The classic dish in Guanajuato, Enchiladas Mineras are delicious and nutritious (kind of). Every restaurant in Guanajuato has their own rendition of Enchiladas Mineras, but they all include tasty, homemade enchiladas topped with potatoes and carrots. Sides may be refried beans, chicken, or even a pickled jalapeño pepper (don’t be afraid, they’re sometimes spicy but well worth the burn!). La Bohemia in the Centro of Guanajuato offers a pleasant atmosphere and superb staff; individuals with allergies to gluten or lactose won’t have any problem ordering a special version of the famous Enchiladas Mineras at this restaurant.
7. Spend a Day Wandering Around the City
Guanajuato is a city with winding streets, layers of underground tunnel systems, and narrow alleyways at every turn. One of the best ways to authentically experience the city is to spend a few hours (or even a whole day) wandering without a destination. Taxis are readily available from any main street and will take you back to your Home Base at the end of the day for a very affordable charge of $2-$3USD. Because Guanajuato is very much a walking place, walking around and taking in the sights on foot is an enchanting and enjoyable way to see the city.
8. Explore the Tunnels
Guanajuato’s tunnel system is a source of intrigue and amazement to all visitors to Guanajuato, and for good reason! With multiple layers of tunnels spanning the entire city, it’s possible to dip down into a tunnel in the centro and end up in an entirely different area in just a few footsteps. At first the tunnel system can seem daunting and hard to manage (and in all reality, it is), but it’s also extremely fun to explore. A day wandering around Guanajuato wouldn’t be complete without a couple of jaunts down into the tunnels!
9. Experience a Traditional Temazcal Ceremony

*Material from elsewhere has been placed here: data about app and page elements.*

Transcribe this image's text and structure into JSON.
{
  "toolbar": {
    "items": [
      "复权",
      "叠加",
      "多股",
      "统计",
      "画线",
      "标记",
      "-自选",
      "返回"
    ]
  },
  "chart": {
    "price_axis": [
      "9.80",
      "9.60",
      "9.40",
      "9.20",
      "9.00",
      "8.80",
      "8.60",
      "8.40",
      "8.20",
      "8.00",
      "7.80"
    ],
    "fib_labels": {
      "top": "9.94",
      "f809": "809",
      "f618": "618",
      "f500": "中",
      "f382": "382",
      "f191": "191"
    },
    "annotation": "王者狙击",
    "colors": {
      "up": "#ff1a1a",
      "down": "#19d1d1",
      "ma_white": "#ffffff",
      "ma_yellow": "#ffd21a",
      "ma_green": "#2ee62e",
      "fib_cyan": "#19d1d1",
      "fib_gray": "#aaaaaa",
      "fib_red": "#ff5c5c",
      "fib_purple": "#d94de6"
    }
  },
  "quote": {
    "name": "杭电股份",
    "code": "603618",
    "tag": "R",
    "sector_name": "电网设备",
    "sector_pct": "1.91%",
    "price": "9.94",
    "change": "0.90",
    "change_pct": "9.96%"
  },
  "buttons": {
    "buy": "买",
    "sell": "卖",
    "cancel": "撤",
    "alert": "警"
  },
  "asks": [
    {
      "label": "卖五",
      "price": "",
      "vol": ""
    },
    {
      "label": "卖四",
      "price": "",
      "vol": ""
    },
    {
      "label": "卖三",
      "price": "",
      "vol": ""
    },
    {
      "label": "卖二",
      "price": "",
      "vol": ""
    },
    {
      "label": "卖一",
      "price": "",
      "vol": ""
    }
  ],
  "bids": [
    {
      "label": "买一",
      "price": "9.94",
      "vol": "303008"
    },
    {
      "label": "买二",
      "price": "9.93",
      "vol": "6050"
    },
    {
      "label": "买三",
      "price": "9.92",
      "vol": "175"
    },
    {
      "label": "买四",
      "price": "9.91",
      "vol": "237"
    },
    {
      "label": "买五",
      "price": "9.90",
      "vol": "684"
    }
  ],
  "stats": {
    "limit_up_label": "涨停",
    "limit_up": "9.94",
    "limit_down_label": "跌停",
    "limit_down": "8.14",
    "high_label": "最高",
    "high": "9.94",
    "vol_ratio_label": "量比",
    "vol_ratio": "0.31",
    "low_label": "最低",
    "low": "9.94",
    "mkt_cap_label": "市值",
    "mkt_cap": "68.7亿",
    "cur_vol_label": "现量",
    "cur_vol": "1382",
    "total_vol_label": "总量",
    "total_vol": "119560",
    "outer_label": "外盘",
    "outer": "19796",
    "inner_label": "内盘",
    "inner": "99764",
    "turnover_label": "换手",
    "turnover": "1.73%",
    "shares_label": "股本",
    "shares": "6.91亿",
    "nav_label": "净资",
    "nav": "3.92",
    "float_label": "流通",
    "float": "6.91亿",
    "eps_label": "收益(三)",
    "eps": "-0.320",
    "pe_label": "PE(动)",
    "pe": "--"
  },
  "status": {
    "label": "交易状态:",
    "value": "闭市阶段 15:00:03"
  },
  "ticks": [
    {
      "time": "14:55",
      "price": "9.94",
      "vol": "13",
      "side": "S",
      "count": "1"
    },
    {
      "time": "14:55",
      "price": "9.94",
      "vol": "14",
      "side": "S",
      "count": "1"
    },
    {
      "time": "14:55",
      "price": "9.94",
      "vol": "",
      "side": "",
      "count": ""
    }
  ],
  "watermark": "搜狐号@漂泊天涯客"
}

There are multiple locations in Guanajuato that offer traditional temazcals. A temazcal is a traditional healing ceremony that resembles a sweat lodge, but with higher temperatures and more ceremonial/ritualistic components. Because the temazcal isn’t firmly based in religion, but rather in purification of the body, mind, and spirit, travelers from all walks of life can feel comfortable attending one of these incredible ceremonies. Finding a temazcal may be a bit of a challenge, but there are more than 3 around Guanajuato, all of which are open to foreigners. As a fair warning, many permit nudity, so if you’re not comfortable with others around you being nude (most temazcals don’t require nudity), this experience might not be your cup of tea. This is by far the most intense one of these things to do in Guanajuato, but it’s also one of the most rewarding.
10. Visit the Alhondiga de Granaditas.
The Alhondiga is a must-visit spot in Guanajuato. As one of the sites where the Mexican Revolution took hold, the Alhondiga holds special significance to Guanajuato locals and the Mexicans across the country. A museum inside the building, which used to be a granary, holds artwork and exhibits commemorating the participants and heroes of the Mexican fight for independence; an exhibit of Pre-Colombian art is also present within the building. During the International Cervantino Festival in October, the expansive courtyard in front of the Alhondiga converts into an open-air auditorium for performances.
With Guanajuato’s seemingly never-ending abundance of things to see and do, this list is only the beginning of a much longer one! Any traveler to central Mexico will thoroughly enjoy a visit to Guanajuato City, the vibrant heart of the country’s heritage and history that boasts friendly locals, unmissable sights, and a complex, multi-faceted history. Guanajuato is Mexico’s hidden gem.